Jim Morrison bares all -- Following indecent exposure charges in 1970, the Doors were virtually unhirable

By Bob Cannon
October 30, 1992 at 05:00 AM EST

Since early 1967, the Doors had been on a roll as rock’s sexy princes of darkness. But they came unhinged on Oct. 30, 1970, when Jim Morrison was sentenced after being convicted on charges of indecent exposure and obscenity.

The charges stemmed from a March 1, 1969, concert at Miami’s Dinner Key Auditorium. As sensationalized by numerous press accounts and by Oliver Stone’s 1991 film The Doors, the band played (what else?) ”Touch Me” as an inebriated Morrison started to unbuckle his hip-hugging leather trousers, ranting, ”I’m talking about having some fun!
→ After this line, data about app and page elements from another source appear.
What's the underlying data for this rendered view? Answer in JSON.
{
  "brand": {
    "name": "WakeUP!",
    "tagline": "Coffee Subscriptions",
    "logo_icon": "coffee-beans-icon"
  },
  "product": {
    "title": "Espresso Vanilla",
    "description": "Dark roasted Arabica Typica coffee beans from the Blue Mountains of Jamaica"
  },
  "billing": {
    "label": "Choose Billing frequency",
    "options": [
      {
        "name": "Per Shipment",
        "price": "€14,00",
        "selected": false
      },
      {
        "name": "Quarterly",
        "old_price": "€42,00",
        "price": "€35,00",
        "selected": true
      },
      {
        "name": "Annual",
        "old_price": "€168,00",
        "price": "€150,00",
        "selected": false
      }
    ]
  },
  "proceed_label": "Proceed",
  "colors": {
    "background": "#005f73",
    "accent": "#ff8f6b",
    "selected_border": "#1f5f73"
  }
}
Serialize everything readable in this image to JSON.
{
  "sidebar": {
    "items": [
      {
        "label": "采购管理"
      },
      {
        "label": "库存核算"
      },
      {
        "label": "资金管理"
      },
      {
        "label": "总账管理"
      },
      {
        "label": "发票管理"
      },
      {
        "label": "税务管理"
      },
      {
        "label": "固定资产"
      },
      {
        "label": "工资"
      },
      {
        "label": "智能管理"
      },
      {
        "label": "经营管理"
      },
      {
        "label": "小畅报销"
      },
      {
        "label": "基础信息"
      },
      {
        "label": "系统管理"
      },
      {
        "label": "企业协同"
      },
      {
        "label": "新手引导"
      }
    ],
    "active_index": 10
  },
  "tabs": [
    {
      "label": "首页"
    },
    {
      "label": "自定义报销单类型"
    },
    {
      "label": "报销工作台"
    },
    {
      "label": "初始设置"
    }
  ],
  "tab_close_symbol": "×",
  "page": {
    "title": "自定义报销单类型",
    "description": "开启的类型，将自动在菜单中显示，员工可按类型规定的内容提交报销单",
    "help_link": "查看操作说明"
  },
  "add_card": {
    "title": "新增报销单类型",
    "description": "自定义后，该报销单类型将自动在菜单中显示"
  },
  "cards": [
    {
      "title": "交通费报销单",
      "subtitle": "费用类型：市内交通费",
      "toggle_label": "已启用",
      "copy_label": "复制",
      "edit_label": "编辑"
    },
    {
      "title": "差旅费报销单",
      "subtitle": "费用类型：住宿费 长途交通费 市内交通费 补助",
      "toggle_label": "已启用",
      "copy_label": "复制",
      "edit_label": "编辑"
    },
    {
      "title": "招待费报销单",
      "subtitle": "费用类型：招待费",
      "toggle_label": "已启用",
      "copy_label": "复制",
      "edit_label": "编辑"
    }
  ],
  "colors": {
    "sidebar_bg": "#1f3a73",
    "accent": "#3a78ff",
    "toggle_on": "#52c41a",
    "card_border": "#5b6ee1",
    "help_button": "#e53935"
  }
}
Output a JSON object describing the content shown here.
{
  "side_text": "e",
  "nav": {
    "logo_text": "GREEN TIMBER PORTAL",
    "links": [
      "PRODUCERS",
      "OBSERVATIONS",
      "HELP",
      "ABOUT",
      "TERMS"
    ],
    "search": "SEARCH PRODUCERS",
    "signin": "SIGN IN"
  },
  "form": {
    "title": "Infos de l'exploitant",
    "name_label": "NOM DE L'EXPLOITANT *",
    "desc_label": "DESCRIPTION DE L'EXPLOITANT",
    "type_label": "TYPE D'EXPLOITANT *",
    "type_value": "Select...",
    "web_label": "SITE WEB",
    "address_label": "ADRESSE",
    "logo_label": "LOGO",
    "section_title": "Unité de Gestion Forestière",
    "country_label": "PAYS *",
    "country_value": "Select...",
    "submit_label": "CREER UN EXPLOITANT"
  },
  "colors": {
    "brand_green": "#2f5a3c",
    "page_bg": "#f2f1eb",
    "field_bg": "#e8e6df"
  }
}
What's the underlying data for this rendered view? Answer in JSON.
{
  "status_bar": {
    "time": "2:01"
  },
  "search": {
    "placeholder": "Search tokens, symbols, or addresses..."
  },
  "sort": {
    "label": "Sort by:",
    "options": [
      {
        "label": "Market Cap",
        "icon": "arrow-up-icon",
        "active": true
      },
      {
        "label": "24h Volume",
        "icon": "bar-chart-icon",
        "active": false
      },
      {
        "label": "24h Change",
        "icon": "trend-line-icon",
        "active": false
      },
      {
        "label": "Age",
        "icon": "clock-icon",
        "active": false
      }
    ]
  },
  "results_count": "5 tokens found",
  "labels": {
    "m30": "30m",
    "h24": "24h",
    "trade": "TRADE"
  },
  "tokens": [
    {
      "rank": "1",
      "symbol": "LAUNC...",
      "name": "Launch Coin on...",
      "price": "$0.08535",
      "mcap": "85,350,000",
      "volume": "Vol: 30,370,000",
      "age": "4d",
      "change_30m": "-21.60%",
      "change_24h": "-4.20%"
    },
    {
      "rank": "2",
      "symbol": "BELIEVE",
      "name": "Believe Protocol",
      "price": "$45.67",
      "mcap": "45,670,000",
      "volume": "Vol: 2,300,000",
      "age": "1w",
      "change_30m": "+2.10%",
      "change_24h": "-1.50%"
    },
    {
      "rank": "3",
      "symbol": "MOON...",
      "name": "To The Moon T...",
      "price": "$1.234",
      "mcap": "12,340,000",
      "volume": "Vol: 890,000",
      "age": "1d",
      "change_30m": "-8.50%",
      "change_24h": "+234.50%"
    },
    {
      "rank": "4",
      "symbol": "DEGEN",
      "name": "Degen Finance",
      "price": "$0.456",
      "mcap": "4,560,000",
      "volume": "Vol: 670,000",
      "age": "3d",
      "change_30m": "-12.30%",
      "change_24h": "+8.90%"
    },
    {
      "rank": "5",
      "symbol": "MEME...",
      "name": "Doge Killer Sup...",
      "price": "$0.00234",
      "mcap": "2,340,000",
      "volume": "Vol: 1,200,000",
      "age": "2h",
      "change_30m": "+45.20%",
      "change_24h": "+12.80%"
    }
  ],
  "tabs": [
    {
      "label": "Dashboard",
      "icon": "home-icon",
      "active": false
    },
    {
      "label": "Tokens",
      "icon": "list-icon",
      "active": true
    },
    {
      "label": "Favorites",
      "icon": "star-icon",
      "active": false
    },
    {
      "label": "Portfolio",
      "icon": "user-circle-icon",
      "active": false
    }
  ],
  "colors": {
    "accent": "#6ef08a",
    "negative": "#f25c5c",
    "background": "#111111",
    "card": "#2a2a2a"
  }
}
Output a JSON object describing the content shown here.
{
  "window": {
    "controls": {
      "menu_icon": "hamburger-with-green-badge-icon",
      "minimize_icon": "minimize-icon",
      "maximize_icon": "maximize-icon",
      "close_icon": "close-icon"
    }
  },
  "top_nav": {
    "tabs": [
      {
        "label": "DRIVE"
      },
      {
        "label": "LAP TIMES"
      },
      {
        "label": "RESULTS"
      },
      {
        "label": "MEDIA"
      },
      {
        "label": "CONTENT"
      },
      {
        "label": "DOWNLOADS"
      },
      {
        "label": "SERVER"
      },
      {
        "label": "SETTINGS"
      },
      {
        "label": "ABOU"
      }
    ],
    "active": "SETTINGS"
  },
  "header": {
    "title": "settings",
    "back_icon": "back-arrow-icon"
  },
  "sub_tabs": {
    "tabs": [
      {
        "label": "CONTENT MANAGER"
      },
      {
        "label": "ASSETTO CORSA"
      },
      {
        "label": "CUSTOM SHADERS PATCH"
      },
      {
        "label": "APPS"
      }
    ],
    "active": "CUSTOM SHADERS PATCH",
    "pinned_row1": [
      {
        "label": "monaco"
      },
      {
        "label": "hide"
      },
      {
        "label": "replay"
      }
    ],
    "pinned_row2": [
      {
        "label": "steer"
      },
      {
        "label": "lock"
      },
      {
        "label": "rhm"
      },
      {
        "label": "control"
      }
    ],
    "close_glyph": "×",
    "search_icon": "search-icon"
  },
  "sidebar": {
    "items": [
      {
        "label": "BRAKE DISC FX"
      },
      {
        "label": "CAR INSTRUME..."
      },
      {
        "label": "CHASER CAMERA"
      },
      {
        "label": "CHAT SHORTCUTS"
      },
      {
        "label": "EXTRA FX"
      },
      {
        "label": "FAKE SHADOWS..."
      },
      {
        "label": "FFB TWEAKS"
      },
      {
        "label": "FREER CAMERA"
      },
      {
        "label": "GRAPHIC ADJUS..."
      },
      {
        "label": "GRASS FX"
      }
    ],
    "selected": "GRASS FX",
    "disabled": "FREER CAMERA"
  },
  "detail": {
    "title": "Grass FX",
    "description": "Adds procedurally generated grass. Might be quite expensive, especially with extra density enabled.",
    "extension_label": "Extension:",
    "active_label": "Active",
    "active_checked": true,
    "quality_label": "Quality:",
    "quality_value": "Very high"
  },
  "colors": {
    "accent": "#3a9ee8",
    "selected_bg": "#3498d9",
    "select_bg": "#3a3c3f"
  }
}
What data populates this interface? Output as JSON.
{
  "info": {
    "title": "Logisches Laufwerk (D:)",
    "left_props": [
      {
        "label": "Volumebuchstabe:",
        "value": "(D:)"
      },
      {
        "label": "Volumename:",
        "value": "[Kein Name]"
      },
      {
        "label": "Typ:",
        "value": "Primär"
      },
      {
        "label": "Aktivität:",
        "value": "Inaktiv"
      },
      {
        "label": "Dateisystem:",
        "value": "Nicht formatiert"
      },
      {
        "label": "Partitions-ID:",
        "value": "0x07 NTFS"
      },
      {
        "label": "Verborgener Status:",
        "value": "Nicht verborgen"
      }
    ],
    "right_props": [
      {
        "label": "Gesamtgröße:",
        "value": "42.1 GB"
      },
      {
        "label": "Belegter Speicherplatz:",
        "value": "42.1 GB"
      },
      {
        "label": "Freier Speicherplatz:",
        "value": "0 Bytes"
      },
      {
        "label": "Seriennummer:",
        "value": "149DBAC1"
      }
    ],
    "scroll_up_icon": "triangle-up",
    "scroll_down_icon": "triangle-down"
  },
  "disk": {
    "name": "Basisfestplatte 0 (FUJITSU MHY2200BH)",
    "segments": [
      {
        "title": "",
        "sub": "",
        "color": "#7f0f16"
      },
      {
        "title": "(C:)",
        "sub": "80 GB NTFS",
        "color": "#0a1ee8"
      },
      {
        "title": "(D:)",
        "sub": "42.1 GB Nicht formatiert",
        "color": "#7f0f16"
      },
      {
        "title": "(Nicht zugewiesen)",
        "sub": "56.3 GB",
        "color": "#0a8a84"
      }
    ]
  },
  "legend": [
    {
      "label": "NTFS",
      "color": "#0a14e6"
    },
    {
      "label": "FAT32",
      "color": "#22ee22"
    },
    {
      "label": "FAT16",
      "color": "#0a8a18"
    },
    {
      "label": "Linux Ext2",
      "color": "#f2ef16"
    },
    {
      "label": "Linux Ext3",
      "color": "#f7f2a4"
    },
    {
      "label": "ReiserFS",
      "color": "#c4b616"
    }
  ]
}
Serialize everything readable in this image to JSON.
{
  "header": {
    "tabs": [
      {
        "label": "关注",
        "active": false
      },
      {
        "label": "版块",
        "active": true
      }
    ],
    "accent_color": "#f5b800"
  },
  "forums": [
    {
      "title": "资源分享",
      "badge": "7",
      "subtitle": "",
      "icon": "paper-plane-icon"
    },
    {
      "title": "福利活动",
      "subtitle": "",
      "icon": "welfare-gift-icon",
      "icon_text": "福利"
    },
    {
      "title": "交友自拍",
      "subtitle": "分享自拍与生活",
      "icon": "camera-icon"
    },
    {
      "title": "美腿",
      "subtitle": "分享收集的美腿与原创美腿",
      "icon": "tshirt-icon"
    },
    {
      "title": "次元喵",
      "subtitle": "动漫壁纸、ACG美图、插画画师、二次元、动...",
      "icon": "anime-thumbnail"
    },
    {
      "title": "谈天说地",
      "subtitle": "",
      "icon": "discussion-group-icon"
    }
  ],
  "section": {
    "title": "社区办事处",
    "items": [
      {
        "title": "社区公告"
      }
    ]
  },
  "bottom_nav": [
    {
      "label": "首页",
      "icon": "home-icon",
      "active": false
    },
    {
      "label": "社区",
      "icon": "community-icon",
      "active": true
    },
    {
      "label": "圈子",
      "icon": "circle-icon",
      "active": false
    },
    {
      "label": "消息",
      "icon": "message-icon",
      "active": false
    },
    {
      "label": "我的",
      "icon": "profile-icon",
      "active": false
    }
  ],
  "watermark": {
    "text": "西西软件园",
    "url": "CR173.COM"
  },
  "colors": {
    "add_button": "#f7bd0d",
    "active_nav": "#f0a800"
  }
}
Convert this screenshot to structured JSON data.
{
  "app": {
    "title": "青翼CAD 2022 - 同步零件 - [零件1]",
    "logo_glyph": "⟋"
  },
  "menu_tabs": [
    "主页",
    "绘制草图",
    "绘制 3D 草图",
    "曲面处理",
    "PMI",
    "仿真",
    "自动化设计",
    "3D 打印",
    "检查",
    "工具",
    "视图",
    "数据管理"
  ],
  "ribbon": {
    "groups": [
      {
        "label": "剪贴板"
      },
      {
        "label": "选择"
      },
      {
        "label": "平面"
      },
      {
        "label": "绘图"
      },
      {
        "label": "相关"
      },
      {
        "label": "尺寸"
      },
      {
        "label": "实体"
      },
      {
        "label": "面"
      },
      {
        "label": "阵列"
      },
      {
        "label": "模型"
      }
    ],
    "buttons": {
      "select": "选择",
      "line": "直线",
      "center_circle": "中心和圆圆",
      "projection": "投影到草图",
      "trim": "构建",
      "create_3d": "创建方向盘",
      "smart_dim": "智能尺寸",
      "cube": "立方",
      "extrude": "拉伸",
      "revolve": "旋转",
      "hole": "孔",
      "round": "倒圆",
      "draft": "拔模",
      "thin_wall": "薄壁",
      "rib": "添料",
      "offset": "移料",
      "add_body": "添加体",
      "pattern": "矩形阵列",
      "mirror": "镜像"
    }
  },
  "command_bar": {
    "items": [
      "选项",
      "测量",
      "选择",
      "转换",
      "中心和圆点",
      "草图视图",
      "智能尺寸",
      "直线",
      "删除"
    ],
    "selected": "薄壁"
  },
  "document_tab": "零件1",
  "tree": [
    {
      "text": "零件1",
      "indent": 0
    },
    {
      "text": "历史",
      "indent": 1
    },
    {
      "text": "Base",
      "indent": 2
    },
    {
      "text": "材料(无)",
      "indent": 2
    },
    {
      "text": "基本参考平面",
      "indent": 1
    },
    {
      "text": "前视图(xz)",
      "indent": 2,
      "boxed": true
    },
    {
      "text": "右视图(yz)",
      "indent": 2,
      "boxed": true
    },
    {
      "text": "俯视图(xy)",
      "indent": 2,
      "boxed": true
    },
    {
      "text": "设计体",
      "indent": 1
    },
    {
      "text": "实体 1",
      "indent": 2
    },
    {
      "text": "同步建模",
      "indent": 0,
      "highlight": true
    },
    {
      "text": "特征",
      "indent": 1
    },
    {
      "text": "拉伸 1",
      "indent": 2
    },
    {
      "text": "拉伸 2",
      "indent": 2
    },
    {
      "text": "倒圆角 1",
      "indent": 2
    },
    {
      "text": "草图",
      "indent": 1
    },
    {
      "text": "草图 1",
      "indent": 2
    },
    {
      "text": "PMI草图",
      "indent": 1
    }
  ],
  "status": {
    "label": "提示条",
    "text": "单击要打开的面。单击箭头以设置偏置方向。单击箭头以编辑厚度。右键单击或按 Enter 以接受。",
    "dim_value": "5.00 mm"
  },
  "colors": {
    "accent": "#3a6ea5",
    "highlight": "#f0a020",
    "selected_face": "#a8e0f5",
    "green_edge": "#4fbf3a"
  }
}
I’m talking about love your neighbor!” before being restrained by a roadie.

On March 5 the Florida state attorney’s office charged Morrison, 25, with open profanity, drunkenness, indecent exposure, and lewd and lascivious behavior. Morrison maintained he had worn boxer shorts underneath his pants and thus couldn’t have exposed himself.

Overnight the Doors became pariahs. The rest of their tour was canceled. A youth group in Miami held a ”Rally for Decency” that drew 30,000. Even the rock press began to turn on the band.

The Doors were virtually unhirable pending case 69-2355, The State of Florida v. James Morrison, which came to trial in September 1970. After eight days, Morrison was found guilty on the profanity and exposure charges, fined $500, and sentenced to six months in jail. He was, however, acquitted of the lewd behavior and drunkenness charges, prompting Doors drummer John Densmore to say, ”The jury got the whole thing backward. Jim was drunk as a skunk, but he did not pull his d— out. So much for justice.”

Just before the sentencing, Morrison explained in grand fashion: ”I think I was fed up with the image that had been created around me so I put an end to it in one glorious evening.” Prophetic words. He remained free on $50,000 bond pending his petition for an appeal but died of heart failure eight months later, before the appeal was ever heard.

Time Capsule: October 30, 1970

Marcus Welby, M.D. was the best therapy on TV, while readers wept over Erich Segal’s Love Story. The Jackson 5 were the reigning kings of pop with ”I’ll Be There,” and movie theaters found themselves in a Catch-22.